This general resource on GST/HST for any size of business has links to more specific and relevant information for you.


Calculating GST/HST if required to collect and remit it 

Government of Canada GST/HST calculations information

Generally a small business does not need to register, collect, and remit GST/HST unless it makes over $30,000 per year in revenue/sales. This resource helps with understanding the different categories relating to GST/HST decisions. Please not that if you are required to collect and remit GST/HST, you should add that amount to your prices for your customers. is not able to do this for you.


Calculating Your Personal Income Taxes for Income Through

Tax Tip - Top 10 tips for your platform economy tax obligations

This is very helpful guidance directly from the CRA for people who earn income from online activities and various types of "gig" or "sharing" econcomy sources.  See the link for the full article, which starts with:

"Tip 1 – Know your area(s) of the platform economy

There are four areas in the platform economy

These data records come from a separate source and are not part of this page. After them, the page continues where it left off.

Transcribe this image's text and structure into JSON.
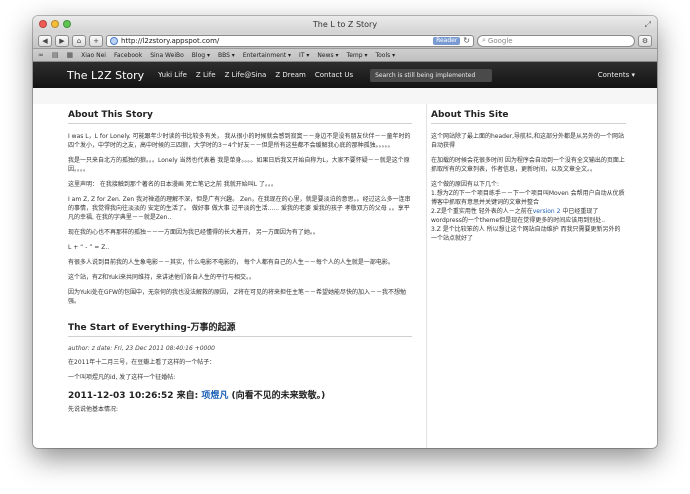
{
  "window": {
    "title": "The L to Z Story"
  },
  "toolbar": {
    "back": "◀",
    "forward": "▶",
    "home": "⌂",
    "add": "+",
    "url": "http://l2zstory.appspot.com/",
    "reader": "Reader",
    "search_placeholder": "Google"
  },
  "bookmarks": [
    "Xiao Nei",
    "Facebook",
    "Sina WeiBo",
    "Blog ▾",
    "BBS ▾",
    "Entertainment ▾",
    "IT ▾",
    "News ▾",
    "Temp ▾",
    "Tools ▾"
  ],
  "site": {
    "brand": "The L2Z Story",
    "nav": [
      "Yuki Life",
      "Z Life",
      "Z Life@Sina",
      "Z Dream",
      "Contact Us"
    ],
    "search_text": "Search is still being implemented",
    "contents": "Contents ▾"
  },
  "main": {
    "about_title": "About This Story",
    "paragraphs": [
      "I was L，L for Lonely. 可能跟年少时读的书比较多有关， 我从很小的时候就会感到寂寞－－身边不是没有朋友伙伴－－童年时的四个发小，中学时的之友，高中时候的三四狼，大学时的3－4个好友－－但是所有这些都不会缓解我心底的那种孤独。。。。。",
      "我是一只来自北方的孤独的狼。。。Lonely 当然也代表着 我是单身。。。。如果日后我又开始自称为L，大家不要怀疑－－就是这个原因。。。。",
      "这里声明： 在我接触到那个著名的日本漫画 死亡笔记之前 我就开始叫L 了。。。",
      "I am Z, Z for Zen. Zen 我对禅道的理解不深，但是广有兴趣。 Zen，在我现在的心里，就是要淡泊的意思。。经过这么多一连串的事情，我觉得我向往淡淡的 安定的生活了。 做好事 做大事 过平淡的生活...... 爱我的老婆 爱我的孩子 孝敬双方的父母 。。享平凡的幸福, 在我的字典里－－就是Zen..",
      "现在我的心也不再那样的孤独－－一方面因为我已经懂得的长大着开， 另一方面因为有了她。。",
      "L + “ - ” = Z..",
      "有很多人说到目前我的人生象电影－－其实，什么电影不电影的， 每个人都有自己的人生－－每个人的人生就是一部电影。",
      "这个站，有Z和Yuki来共同维持，来讲述他们各自人生的平行与相交。。",
      "因为Yuki处在GFW的包围中，无奈何的我也没法解救的原因， Z将在可见的将来担任主笔－－希望她能尽快的加入－－我不想勉强。"
    ],
    "section2_title": "The Start of Everything-万事的起源",
    "meta": "author: z    date: Fri, 23 Dec 2011 08:40:16 +0000",
    "post_lines": [
      "在2011年十二月三号，在豆瓣上看了这样的一个帖子：",
      "一个叫项煜凡的id, 发了这样一个征婚帖:"
    ],
    "post_title_prefix": "2011-12-03 10:26:52 来自: ",
    "post_title_author": "项煜凡",
    "post_title_suffix": " (向看不见的未来致敬。)",
    "post_intro": "先说说他基本情况:"
  },
  "side": {
    "title": "About This Site",
    "p1": "这个网站除了最上面的header,导航栏,和这部分外都是从另外的一个网站自动获得",
    "p2": "在加载的时候会花很多时间 因为程序会自动到一个没有全文输出的页面上抓取所有的文章列表，作者信息，更新时间，以及文章全文。。",
    "p3": "这个做的原因有以下几个:",
    "p4": "1.想为Z的下一个项目练手－－下一个项目叫Moven 会帮用户自动从优质博客中抓取有意思并关键词的文章并整合",
    "p5_before": "2.Z是个重实用性 轻外表的人－之前在",
    "p5_link": "version 2",
    "p5_after": " 中已经重现了wordpress的一个theme但是现在觉得更多的时间应该用到别处..",
    "p6": "3.Z 是个比较笨的人 所以想让这个网站自动维护 而我只需要更新另外的一个站点就好了"
  }
}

  1. Sharing economy (for example, using and sharing assets like cars and spaces)
  2. Gig economy (for example, short-term contracts, freelance work, or other temporary work)   THIS IS ELDERBERRY.WORK
  3. Peer-to-peer (P2P) (for example, selling goods like clothing)
  4. Social media influencers (for example, individuals with influence or significant presence on social media)

Each area of the platform economy is unique, and participants can have different tax obligations."


Retail Council of Canada provincial sales taxes chart

RCC provincial sales tax summary

This handy chart shows the sales tax rates by province, whether they collect PST, GST, or combined as HST. Note that BC, Saskatchewan, Manitoba, and Quebec collect provincial sales tax. If you reside in one of those provinces, you should check with the respective government resources to determine your PST obligations.